fell asleep? . . .Einstein is known to have read Poincare,349, and was
aware of Lorentz'work, but denied knowledge of the socalled "Lorentz
Transformation". Is it plausible to believe that Einstein, a supposed
genius and master scientist,was completely unaware of Poincare's, Lorentz'
and Larmor's works containing the socalled "Lorentz Transformation",
and the principle of relativity, which were the talk of the physics community,350
and the then current literature on the subject of Poincare's "principle
of relativity", and that it is coincidental that Einstein repeated
much of what they wrote? . . . Einstein is seemingly awarded credit forevery
scientific advancement and theory from the time of Newton up until Einstein's
death. Does Einstein deserve that credit? ==

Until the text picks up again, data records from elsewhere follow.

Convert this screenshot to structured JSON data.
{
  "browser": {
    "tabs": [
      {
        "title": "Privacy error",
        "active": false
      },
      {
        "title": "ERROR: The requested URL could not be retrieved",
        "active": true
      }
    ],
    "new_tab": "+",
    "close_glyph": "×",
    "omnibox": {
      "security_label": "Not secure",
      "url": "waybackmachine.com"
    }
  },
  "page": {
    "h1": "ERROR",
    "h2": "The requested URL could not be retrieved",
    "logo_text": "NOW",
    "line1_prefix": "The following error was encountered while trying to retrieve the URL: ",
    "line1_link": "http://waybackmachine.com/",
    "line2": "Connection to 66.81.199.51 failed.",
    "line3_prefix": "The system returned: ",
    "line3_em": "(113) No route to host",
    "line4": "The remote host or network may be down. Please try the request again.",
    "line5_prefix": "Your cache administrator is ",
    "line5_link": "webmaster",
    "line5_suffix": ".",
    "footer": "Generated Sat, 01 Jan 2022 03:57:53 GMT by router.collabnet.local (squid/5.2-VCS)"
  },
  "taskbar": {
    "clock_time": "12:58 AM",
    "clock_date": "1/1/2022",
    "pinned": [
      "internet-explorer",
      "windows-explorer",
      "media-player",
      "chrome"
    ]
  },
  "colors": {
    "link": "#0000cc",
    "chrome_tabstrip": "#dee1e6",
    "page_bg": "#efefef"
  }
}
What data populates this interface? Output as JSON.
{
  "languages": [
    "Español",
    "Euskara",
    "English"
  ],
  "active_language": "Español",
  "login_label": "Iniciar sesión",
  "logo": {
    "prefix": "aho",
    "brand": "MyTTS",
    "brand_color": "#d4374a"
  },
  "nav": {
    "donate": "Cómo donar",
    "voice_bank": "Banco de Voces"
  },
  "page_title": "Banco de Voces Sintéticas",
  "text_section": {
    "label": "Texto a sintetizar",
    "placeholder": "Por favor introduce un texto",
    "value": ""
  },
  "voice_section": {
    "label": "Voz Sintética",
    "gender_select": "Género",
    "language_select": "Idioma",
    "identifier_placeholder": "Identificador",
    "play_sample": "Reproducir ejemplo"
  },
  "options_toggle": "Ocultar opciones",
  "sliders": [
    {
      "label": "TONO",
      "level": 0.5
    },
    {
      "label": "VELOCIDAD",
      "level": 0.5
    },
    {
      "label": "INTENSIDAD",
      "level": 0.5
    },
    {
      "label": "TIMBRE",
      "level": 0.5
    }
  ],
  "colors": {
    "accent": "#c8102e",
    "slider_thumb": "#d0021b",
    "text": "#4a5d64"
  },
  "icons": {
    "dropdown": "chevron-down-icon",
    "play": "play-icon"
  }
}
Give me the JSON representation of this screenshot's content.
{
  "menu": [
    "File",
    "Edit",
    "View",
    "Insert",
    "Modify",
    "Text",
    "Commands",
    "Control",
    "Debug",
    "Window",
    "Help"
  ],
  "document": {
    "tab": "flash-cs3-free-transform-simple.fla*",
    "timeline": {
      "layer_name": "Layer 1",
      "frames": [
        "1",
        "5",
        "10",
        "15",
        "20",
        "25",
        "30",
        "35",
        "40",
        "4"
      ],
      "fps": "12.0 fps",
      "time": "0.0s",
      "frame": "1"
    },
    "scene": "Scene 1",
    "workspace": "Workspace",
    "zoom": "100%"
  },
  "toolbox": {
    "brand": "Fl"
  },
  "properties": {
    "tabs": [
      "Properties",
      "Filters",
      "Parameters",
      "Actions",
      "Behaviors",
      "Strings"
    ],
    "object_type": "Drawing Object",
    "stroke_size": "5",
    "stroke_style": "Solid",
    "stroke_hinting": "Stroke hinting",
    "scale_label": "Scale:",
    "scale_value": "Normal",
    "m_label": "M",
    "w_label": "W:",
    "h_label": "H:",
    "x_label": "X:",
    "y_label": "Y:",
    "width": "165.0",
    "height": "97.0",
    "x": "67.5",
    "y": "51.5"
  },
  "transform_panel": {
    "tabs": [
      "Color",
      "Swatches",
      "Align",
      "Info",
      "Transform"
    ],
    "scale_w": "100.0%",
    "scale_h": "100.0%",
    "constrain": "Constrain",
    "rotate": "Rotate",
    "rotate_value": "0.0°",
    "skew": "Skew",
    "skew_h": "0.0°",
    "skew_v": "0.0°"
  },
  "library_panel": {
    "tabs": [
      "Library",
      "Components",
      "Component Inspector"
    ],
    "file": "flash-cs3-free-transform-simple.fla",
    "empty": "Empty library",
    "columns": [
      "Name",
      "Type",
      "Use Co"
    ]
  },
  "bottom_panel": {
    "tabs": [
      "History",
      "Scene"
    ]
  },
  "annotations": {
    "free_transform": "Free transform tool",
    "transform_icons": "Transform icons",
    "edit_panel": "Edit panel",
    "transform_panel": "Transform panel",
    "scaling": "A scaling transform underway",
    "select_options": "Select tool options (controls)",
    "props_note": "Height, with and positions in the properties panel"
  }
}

 http://home.comcast.net/~xtxinc/AEIPBook.htm

 "The appearance of Dr. Silberstein's recent article
on 'General Relativitywithout the Equivalence Hypothesis'encourages me
to restate my own viewson the subject. I am perhaps entitled to dothis
as my work on the subject of GeneralRelativity was published before that
ofEinstein and Kottler, and appears to havebeen overlooked by recent writers."
Harry Bateman

 * * * "All this was maintained by Poincare andothers
long before the time of Einstein,and one does injustice to truth inascribing
the discovery to him."  Charles Nordmann

 * * * "[Einstein's] paper 'Zur Elektrodynamikbewegter
Koerper' in Annalen der Physik.. . contains not a single reference to previous
literature. It gives you theimpression of quite a new venture. But that
is, of course, as I have tried to explain, not true."  Max Born

 * * * "In point of fact, therefore, Poincare was
not only the first to enunciate the principle, but he also discovered in
Lorentz's work the necessary mathematical formulation of the principle.
All this happened before Einstein's paperappeared."  G. H. Keswani

 * * * "Einstein's explanation is a dimensionaldisguise
for Lorentz's. . . . Thus Einstein's theory is not a denial of, nor an
alternative for, that of Lorentz. It is only a duplicate and disguise for
it. . . . Einstein continually maintains that the theory of Lorentz is
right, only he disagrees with his 'interpretation.' Is it not clear, therefore,
that in this, as in other cases, Einstein's theory is merely a disguise
for Lorentz's, the apparent disagreement about 'interpretation' being
a matter of word sonly?"  James Mackaye

 * * * "The secret to creativity is knowing how tohide
your sources."  Albert Einstein ==

 (2) E =mc 2 is Not Einstein 's Discovery, by Robert A.
Herrmann

 (9 SEPT 2000. Revised 15 AUG 2002)

 http://www.serve.com/herrmann/einpdf.pdf

 (3) (Defending Einstein) Einstein Ripped Off!

 http://www.ajnpx.com/html/EinsteinRippedOff.html

 Arguably, the greatest scientist of the twentieth century,
both by popular and scientific standards, is Albert Einstein (18791955).
I intend to argue that the greatest philosopher of science of the twentieth
century is also Einstein. ...

 Einstein the Plagiarist?

 Did Einstein plagiarize, or ripoff, other scientist's
work? I think that this question is ludicrous on the face of it, but I'll
answer it because the accusations are out there that he did. ... ==

 (4) (Defending Einstein) 8.8 Who Invented Relativity?

 <http://www.mathpages.com/rr/s808/808.htm

  Peter Myers, 21 Blair St, Watson ACT 2602, Australia
http://users.cyberone.com.au/myers ph +61 2 62475187 to unsubscribe, reply
with "unsubscribe" in the subject line